Asia Pacific Market Demand By Region
Source: NPD SolarBuzz: Asia Pacific Major PV Markets Quarterly
New data published today by SolarBuzz in their Asia Pacific Major PV Markets Quarterly points to a surge in new installations in both China and the Asia Pacific region as a whole. Indeed, the region seems likely to add a total of 2 GW of new installations in Q4 of this year. This is good news for the solar industry and could help bring supply and demand in the industry back into balance, particularly in light of the recent adjustments to capacity plans seen from Chinese suppliers.
Key take-aways from the report:
- The Asia Pacific Region is expected to generate 2 GW of new installations in Q4 - markedly increasing the region´s share of total global demand both for the quarter and the year as a whole.
- That level of new installations represents a 39% growth rate on the quarter and 130% on the year.
- In 2012 the region is now expected to grow by 45% - supported by new installation targets and support programs from a number of Asia Pacific governments.
- China generated over 50% of the region´s demand in Q3 and looks likely to generate 45% in Q4.
- That ongoing performance has of course been supported by the recent decision from China´s National Energy Administration to revise up its official solar installation target from 10 GW to 15 GW by 2015 on a cumulative basis.
- For 2011 as a whole China looks likely to have surpassed both the US and the Japanese markets in terms of new installations.
- Japanese demand, however, also remains robust. As we suggested would be the case in a previous article following the Fukushima incident, government policy has also driven a significant increase in Japanese demand. Japan´s lack of domestic fossil fuels (see previous article) has been a key factor here driving policy.
This is obviously good news for the solar industry, which has been suffering heavily this year due to three factors which have combined to produce something of a perfect storm. Firstly, a sharp fall in European demand due to reductions to the feed-in-tariffs (FITs) in a number of countries. Secondly, the political reaction in the U.S. to the failure of Solyndra and the uncertainty now surrounding federal support for the financing of the substantial 24 GW pipeline in the utility scale sector. And lastly, the massive build out of new capacity driven by the main Chinese manufacturers - a build out that until recently refused to adjust in the face of shrinking forward demand. This caused a large-scale supply-demand imbalance and let to a very significant inventory build with resultant declining average selling prices (ASPs).
A number of factors, however, now appear to be falling into place to allow a re-balancing in the industry:
- The affect of the reductions in the various European FITs is largely priced in. In terms of the most recent adjustment, which has been in the UK's FIT program, there is reason to believe that demand will nevertheless hold up quite well. For a more detailed discussion and an interview with one of the U.K.'s leading players see our recent article here.

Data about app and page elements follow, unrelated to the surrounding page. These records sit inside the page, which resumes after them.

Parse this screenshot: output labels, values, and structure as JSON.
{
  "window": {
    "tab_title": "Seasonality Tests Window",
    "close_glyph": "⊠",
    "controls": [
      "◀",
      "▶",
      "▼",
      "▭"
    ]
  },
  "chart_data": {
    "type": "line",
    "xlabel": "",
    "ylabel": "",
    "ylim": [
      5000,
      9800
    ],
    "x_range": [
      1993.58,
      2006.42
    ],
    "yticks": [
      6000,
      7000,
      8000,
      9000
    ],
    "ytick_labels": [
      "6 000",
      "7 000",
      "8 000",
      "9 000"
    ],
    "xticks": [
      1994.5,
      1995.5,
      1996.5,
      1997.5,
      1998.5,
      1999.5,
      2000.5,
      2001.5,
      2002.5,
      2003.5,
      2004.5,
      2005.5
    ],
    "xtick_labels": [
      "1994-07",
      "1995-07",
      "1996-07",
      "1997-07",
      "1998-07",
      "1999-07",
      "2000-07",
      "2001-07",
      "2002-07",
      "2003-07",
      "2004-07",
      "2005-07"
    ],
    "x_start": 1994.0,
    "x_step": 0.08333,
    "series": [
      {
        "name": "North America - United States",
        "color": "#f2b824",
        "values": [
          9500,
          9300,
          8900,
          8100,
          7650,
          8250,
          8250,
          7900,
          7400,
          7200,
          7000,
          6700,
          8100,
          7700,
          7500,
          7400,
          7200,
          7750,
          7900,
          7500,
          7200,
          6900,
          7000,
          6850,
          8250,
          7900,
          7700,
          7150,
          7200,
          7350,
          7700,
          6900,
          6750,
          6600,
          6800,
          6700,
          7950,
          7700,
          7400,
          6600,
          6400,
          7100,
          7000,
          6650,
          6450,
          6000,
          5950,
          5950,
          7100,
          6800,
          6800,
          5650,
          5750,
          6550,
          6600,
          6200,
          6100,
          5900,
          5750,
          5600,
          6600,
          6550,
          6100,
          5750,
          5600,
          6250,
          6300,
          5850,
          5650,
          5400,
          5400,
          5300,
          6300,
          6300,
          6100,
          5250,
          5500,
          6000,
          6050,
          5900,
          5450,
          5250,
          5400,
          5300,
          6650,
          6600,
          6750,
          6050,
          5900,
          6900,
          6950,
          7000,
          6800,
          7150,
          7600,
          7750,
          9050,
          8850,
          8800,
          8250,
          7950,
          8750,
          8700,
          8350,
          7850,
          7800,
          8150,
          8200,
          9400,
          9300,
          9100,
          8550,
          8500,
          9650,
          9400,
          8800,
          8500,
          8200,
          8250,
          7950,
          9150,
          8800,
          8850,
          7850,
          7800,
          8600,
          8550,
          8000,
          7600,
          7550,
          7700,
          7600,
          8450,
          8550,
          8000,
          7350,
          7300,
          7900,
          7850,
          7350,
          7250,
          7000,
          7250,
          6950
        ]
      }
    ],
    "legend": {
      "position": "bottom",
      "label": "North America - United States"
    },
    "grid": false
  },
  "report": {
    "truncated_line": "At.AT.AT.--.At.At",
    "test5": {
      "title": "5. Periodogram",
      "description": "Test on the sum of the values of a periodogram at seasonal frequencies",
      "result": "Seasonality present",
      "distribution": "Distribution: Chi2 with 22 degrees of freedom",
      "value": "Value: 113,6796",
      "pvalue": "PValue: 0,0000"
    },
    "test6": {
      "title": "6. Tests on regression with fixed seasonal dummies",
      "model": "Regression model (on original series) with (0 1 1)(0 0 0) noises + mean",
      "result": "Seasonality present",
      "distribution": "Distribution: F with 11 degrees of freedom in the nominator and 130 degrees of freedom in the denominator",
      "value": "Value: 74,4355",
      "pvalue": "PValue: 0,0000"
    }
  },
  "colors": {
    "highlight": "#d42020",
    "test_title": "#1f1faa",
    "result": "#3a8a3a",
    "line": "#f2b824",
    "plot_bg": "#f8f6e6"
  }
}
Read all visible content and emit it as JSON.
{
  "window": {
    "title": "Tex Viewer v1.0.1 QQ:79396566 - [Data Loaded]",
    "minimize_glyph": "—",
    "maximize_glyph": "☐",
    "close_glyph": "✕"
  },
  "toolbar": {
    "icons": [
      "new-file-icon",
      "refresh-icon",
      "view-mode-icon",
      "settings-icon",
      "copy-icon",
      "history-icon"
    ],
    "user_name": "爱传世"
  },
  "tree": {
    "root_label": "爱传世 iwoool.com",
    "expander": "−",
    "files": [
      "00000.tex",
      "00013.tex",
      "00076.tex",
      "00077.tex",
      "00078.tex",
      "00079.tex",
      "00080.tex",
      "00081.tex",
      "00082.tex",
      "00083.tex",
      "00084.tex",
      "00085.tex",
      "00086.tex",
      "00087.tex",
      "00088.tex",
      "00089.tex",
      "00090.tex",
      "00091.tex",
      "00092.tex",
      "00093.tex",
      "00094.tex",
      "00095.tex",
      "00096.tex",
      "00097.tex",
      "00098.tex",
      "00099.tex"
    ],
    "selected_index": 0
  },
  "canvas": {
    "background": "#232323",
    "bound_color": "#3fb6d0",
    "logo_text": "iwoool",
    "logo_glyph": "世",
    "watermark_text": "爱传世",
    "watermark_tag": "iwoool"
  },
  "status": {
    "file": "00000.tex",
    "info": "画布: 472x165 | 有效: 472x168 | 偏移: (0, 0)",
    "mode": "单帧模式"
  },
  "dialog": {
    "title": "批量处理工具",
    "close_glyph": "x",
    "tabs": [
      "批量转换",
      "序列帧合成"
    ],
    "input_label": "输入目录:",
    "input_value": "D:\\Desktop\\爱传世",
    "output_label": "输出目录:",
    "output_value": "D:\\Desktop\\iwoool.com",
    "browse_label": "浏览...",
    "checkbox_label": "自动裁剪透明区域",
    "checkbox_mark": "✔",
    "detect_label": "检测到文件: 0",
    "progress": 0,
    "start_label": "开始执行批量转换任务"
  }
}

- The U.S. pipeline remains large. However, financing remains a question mark and we face the issue of the expiry of the Section 1603 Treasury Grant Program at year end at a time when the politics surrounding the issue make the question of rolling over the program almost impossible. For a more detailed discussion see here and here.

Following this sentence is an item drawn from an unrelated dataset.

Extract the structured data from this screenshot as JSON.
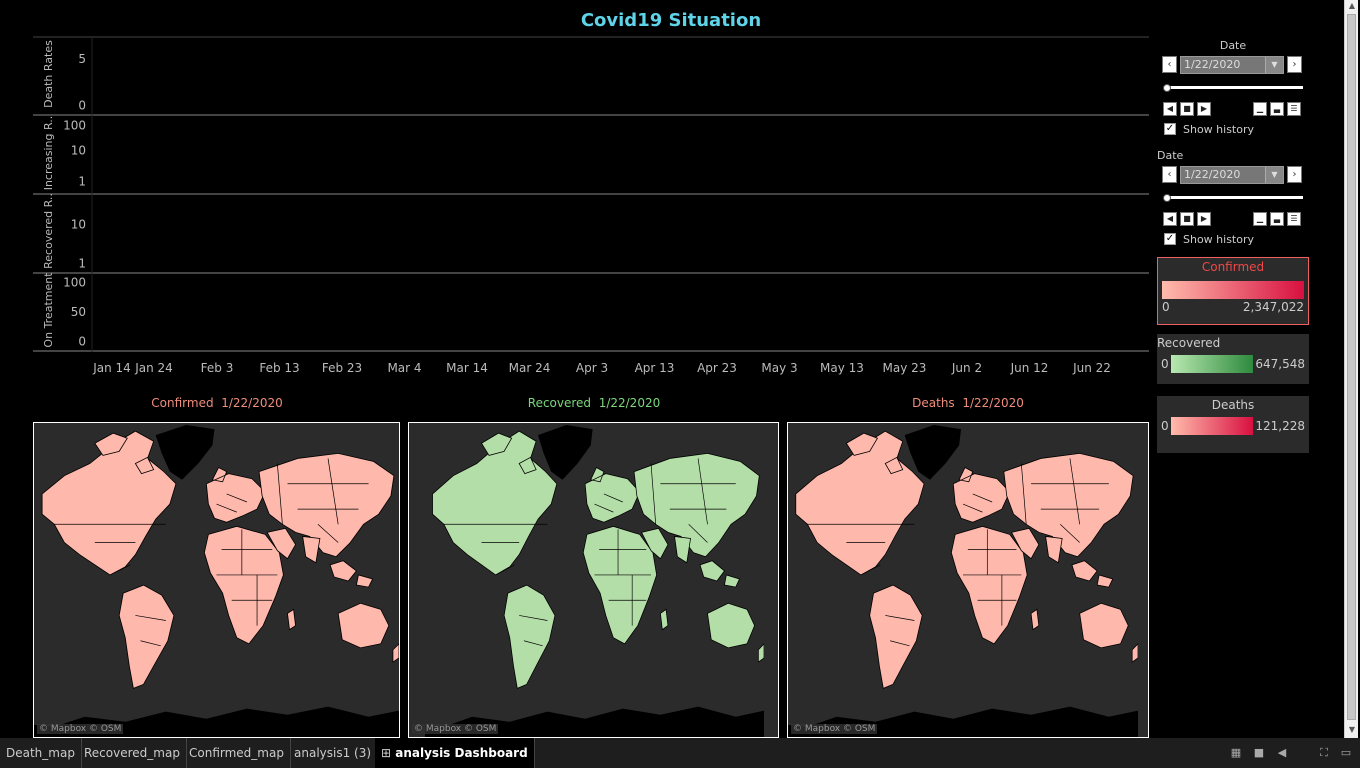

- However, as discussed above, there is increasing evidence that Asia and particularly China will take up a good part of any slack going forward.
- Finally, the main Chinese players have announced plans to halt new capacity build out at least until the end of 2012. For a more detailed discussion see our recent article on the issue here.
These factors should allow supply and demand to re-balance itself over the course of 2012, creating a much healthier situation in the industry. The question for now is how forward-looking the market is prepared to be at a time when earnings in the solar sector still look negative, reflective of the current state of over-supply.
For anyone willing to take a long-term view, the bet would seem to be that the main beneficiaries from buoyant Chinese demand for solar will be the very much undervalued Chinese solar players. Given the pressure on margins, it would probably be best to stick to the main vertically integrated, low cost module manufacturers -- a basket of Suntech Power (STP), Yingli Green Energy (YGE) and Trina Solar (TSL) would probably work over time.
In the short-term, the outlook is somewhat obviously more about the global stock markets and the European debt crisis. However, on a long-term view these stocks are undervalued and should come back as the demand-supply situation in the industry rights itself.